Warning: Getting busted may result in extrajudicial punishment. Danielle Gordon writes in the Chicago Reporter (March): "Between January 1990 and September 1998, 177 African Americans, 80 whites and one Asian American died in police custody or jail in Cook County." Most died of natural causes, though there were 78 homicides and suicides, and "in 14 incidents, death was related to the victims being restrained by police."
Love bugs, don't poison them. The American Nursery & Landscape Association offers this tip for people who want to attract butterflies to their gardens ("Discover the...Pleasure of Gardening," January): "The most critical tenet is simple, yet difficult for some--don't spray pesticides!"
Must have been crowded down there. In 1973 Wicker Park was different, writes Rob Kaiser in the preview issue of Urban Explorer. "There were armed robberies, homicides and sexual predators hiding under the El platform."
Church eternal, teaching changeable. Notre Dame professor R. Scott Appleby writes in U.S. Catholic (April) on the milestone 1965 Vatican proclamation Dignitatis humanae, which held that people had the inherent right to choose their religion: "It is difficult to overstate the significance of this event, which amounted to a highly un-Catholic admission that the church could change its teaching when that teaching was no longer seen to uphold cardinal principles of the apostolic faith. From at least the 13th century until December 7, 1965, Roman Catholicism had formally denied civil and other human rights to non-Catholics by teaching, in effect, that 'theological error has no rights' in a properly governed (i.e., Roman Catholic) state. Now a new era had apparently dawned....The Roman Catholic Church aligned itself not with states but with peoples, and became the world's foremost champion of human rights and religious freedom."
"When Second Harvest was founded, the dedicated people that began the effort felt their work would be temporary," according to "Second Harvest Update" (Winter). "In 1979, most of the volunteers who sorted cans at the food bank or served meals at the kitchens assumed that they wouldn't be needed after the economy improved. Now, twenty years later, it is clear that this is not the case. Since the economic expansion started in 1993 and unemployment rates began to plummet, the number of Americans that live at or below the federal poverty threshold has barely dropped by one percentage point...between 1993 and 1997."

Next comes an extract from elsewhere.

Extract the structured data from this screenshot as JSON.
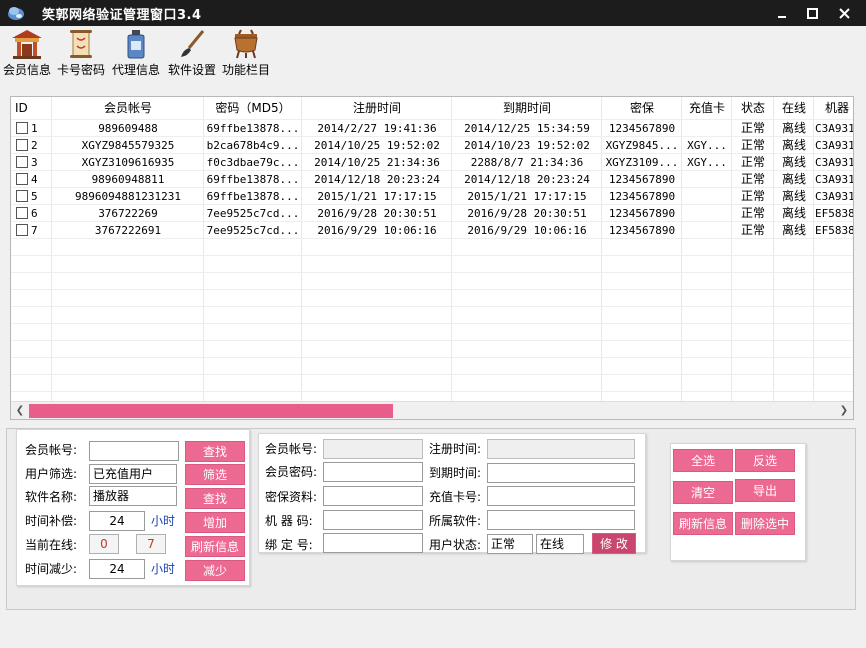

Chicken Little learns meteorology. This from a March 10 National Science Foundation press release: "Updated poll finds Americans' fear of possible 'Y2K' problems falls as awareness level rises." Still, two-thirds of those polled think that Y2K problems could last "several weeks" to "several months to a year."
Hello, I'm from the government and I'm here to listen to you--cash only, please. The Washington Post's Juliet Eilperin reports in the March 15 national edition that suburban representative Dennis Hastert, as the new speaker of the U.S. House of Representatives, "has begun offering industry lobbyists the kind of deal they like: private audiences where, for a price, they can voice their views on what kind of agenda the 106th Congress should pursue."
People Hastert won't be talking to anytime soon. As part of a major study of the effects of welfare reform on children, university researchers, including William Julius Wilson, convened 15 focus groups of current and former welfare recipients in Baltimore, Boston, and Chicago in late 1996 and 1997. "The majority of the participants favored time limits on welfare receipt....They viewed the new provisions as providing them with the motivation to find jobs and improve their lives." A majority also favored "family cap" provisions, which deny additional assistance to mothers who have more children while they're on welfare ("What Welfare Recipients and the Fathers of Their Children Are Saying About Welfare Reform," June 1998, www.jhu.edu/-welfare/).
Schizophrenic in the suburbs. The winter 1999 issue of "Everyday Democracy," published by the Elmhurst-based Citizen Advocacy Center, supports both an end to suburban sprawl in the Chicago area and an end to tolls on the tollways--which would encourage even more driving and more dispersed development.